   My black 1837 Midnight Mourning gown was finished in plenty of time but I left making the belt during the final week. It was made from two inch wide black velvet ribbon and I attached an antique belt buckle to it. I planned to tucked my watch into it but it kept sliding through. So a last minute addition was a small self-fabric pocket sewn to the dress that would be under the belt. 
   I couldn’t find any documentation of how the ladies kept their watches from sliding through so this seemed logical to me. Just in the last couple days while discussing watches on one Facebook group, one lady said she had an antique belt that had a watch pocket sewn to the back and is going to find it and share the photo of it. That’s what I did on my other belt for my Cranberry 1837 dress. So that’s awesome my brain is thinking the right way.
   This is my completed dress at home. I tried making a fichu out of a sheer polyester but it kept sliding against the cotton fabric and up around my neck. While at CoCo I asked a few knowledgeable people who suggested cotton mull. So we bought some in the Garment District for future use. 

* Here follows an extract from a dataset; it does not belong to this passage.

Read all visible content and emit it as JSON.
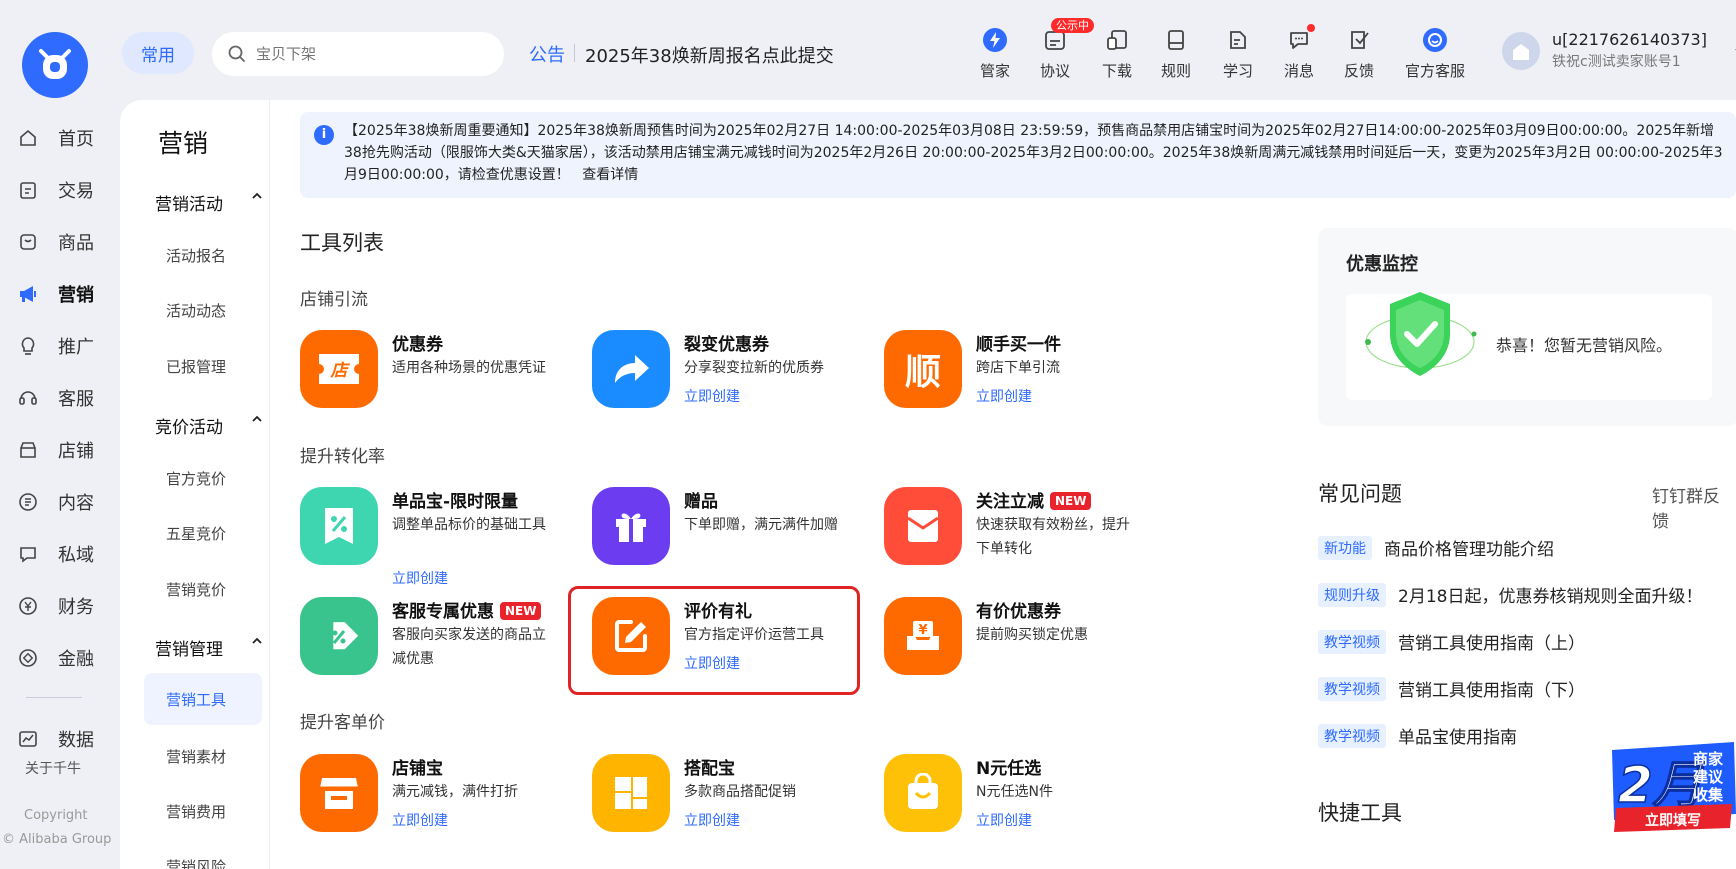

   For my lace cap I called in my friend Cat ( aka Hatmaker Extraordinaire),
Minerva Manx on Etsy  for help in making that. We used the two paintings I had for inspiration, and she told me to wear it towards the back of my head.

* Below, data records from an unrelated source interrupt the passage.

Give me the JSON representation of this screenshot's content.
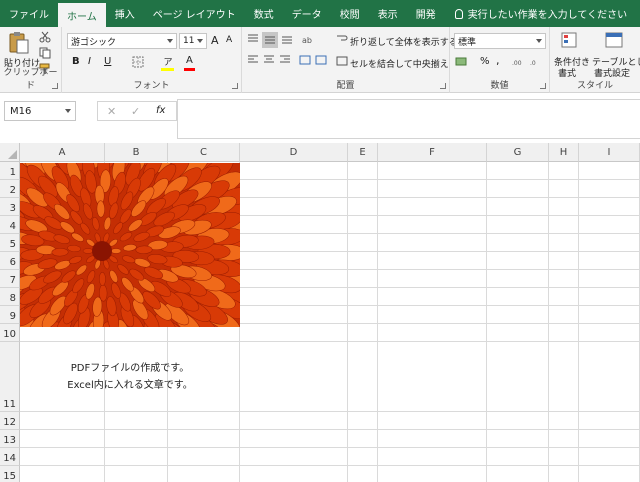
{
  "ribbon_tabs": [
    "ファイル",
    "ホーム",
    "挿入",
    "ページ レイアウト",
    "数式",
    "データ",
    "校閲",
    "表示",
    "開発"
  ],
  "active_tab": "ホーム",
  "tell_me": "実行したい作業を入力してください",
  "clipboard": {
    "paste_label": "貼り付け",
    "group_label": "クリップボード"
  },
  "font": {
    "name": "游ゴシック",
    "size": "11",
    "grow": "A",
    "shrink": "A",
    "bold": "B",
    "italic": "I",
    "underline": "U",
    "color_glyph": "A",
    "highlight_glyph": "ア",
    "group_label": "フォント",
    "color_bar": "#ff0000",
    "highlight_bar": "#ffff00"
  },
  "alignment": {
    "wrap_label": "折り返して全体を表示する",
    "merge_label": "セルを結合して中央揃え",
    "group_label": "配置"
  },
  "number": {
    "format": "標準",
    "percent": "%",
    "comma": ",",
    "group_label": "数値"
  },
  "styles": {
    "conditional_label": "条件付き",
    "conditional_label2": "書式",
    "table_label": "テーブルとして",
    "table_label2": "書式設定",
    "group_label": "スタイル"
  },
  "formula_bar": {
    "name_box": "M16",
    "fx": "fx",
    "value": ""
  },
  "columns": [
    "A",
    "B",
    "C",
    "D",
    "E",
    "F",
    "G",
    "H",
    "I"
  ],
  "rows": [
    "1",
    "2",
    "3",
    "4",
    "5",
    "6",
    "7",
    "8",
    "9",
    "10",
    "11",
    "12",
    "13",
    "14",
    "15"
  ],
  "cell_text": {
    "line1": "PDFファイルの作成です。",
    "line2": "Excel内に入れる文章です。"
  },
  "picture": {
    "description": "orange chrysanthemum flower photo",
    "colors": [
      "#d83a06",
      "#f06a1a",
      "#8a1402"
    ]
  }
}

   I used a stiff embroidered polyester I found at JoAnn’s that looked similar to the painting. It had enough body that it could almost stay up by itself. While she was testing the pattern she also made one in cotton for me that came in real handy wearing with my Regency bonnet.

   My wig was styled by Wig Creations by Conni, and it was her first time doing this time period. She mainly does wigs for cancer patients and for the La Jolla Playhouse. With me bringing in all kinds of requests for different time periods she’s having a great time doing them. I had her copy the hair style of the Lady in Black that I copied my dress from. She had tight curls up around her temples. I’ve been making an album up for her of many different time periods now for a reference guide. I think next up is an Edwardian Gibson Girl style because for some reason that’s one I’ve never had.

  So far this is the only photo I’ve found of me wearing my gown.  You can see my long watch chain hanging down from my neck and my watch tucked into it’s little pocket under my belt. And notice Cindy’s lace cap under her bonnet? That’s the white cotton one Cat also made for me.

   Just a note on my Watch class: as I mentioned I have no photos taken during my class because I was so busy I forgot to hand my camera to someone.  So this is what I have to share is my display case that I brought to show my watch chain collection.

   The night before I left for Costume College, I received my grandfather’s pocket watch that my Mom had just found three days earlier and shipped it down quickly for me to bring. This watch had been missing for a number of years and she accidently found it while going through some of my Dad’s things he had squirreled away. See? Squirrels run in the family. The watch was made in 1909, and it had my grandmother’s photo from 1911 in it. It was a lot of fun sharing it with the attendees in my class, and they spent a lot of time gathered around my table looking at everything I brought.  I had a lot of competition for classes that afternoon so it wasn’t as well attended as I’d hoped but afterwards students in the adjoining classes came in saying how sorry they couldn’t attend and would I repeat it next year. By all means I will send in my proposal and just may get that chance again. As I’ve said, it’s a little known bit of accessory women wore and quite a few of them did. I’m all about THE ACCESSORIES!  You need to decorate the cake!

     For my further adventures, I’m going to write another entry so this doesn’t get too long.